§ **Material provided**:
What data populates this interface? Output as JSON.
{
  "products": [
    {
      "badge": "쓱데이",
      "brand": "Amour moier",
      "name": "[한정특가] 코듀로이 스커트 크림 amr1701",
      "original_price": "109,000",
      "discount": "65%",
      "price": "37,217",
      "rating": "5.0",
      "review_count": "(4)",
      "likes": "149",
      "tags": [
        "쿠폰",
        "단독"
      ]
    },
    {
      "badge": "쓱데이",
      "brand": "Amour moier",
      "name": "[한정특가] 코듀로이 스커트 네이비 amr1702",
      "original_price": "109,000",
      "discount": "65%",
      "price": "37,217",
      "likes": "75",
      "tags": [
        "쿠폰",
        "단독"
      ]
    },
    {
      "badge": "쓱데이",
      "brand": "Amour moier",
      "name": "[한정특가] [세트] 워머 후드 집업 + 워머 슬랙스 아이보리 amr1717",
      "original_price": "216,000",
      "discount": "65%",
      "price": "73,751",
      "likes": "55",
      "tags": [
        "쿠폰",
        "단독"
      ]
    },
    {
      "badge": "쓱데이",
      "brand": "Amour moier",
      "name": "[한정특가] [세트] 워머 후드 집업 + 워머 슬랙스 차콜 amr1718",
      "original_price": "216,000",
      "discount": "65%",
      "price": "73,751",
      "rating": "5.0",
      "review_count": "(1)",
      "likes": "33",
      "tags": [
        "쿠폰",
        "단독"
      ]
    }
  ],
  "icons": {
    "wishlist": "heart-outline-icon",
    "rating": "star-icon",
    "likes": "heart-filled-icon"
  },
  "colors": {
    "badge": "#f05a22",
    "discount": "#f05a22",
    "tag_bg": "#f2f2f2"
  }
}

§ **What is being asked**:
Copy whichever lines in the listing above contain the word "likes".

§ **Reply to the task**:
      "likes": "149",
      "likes": "75",
      "likes": "55",
      "likes": "33",
    "likes": "heart-filled-icon"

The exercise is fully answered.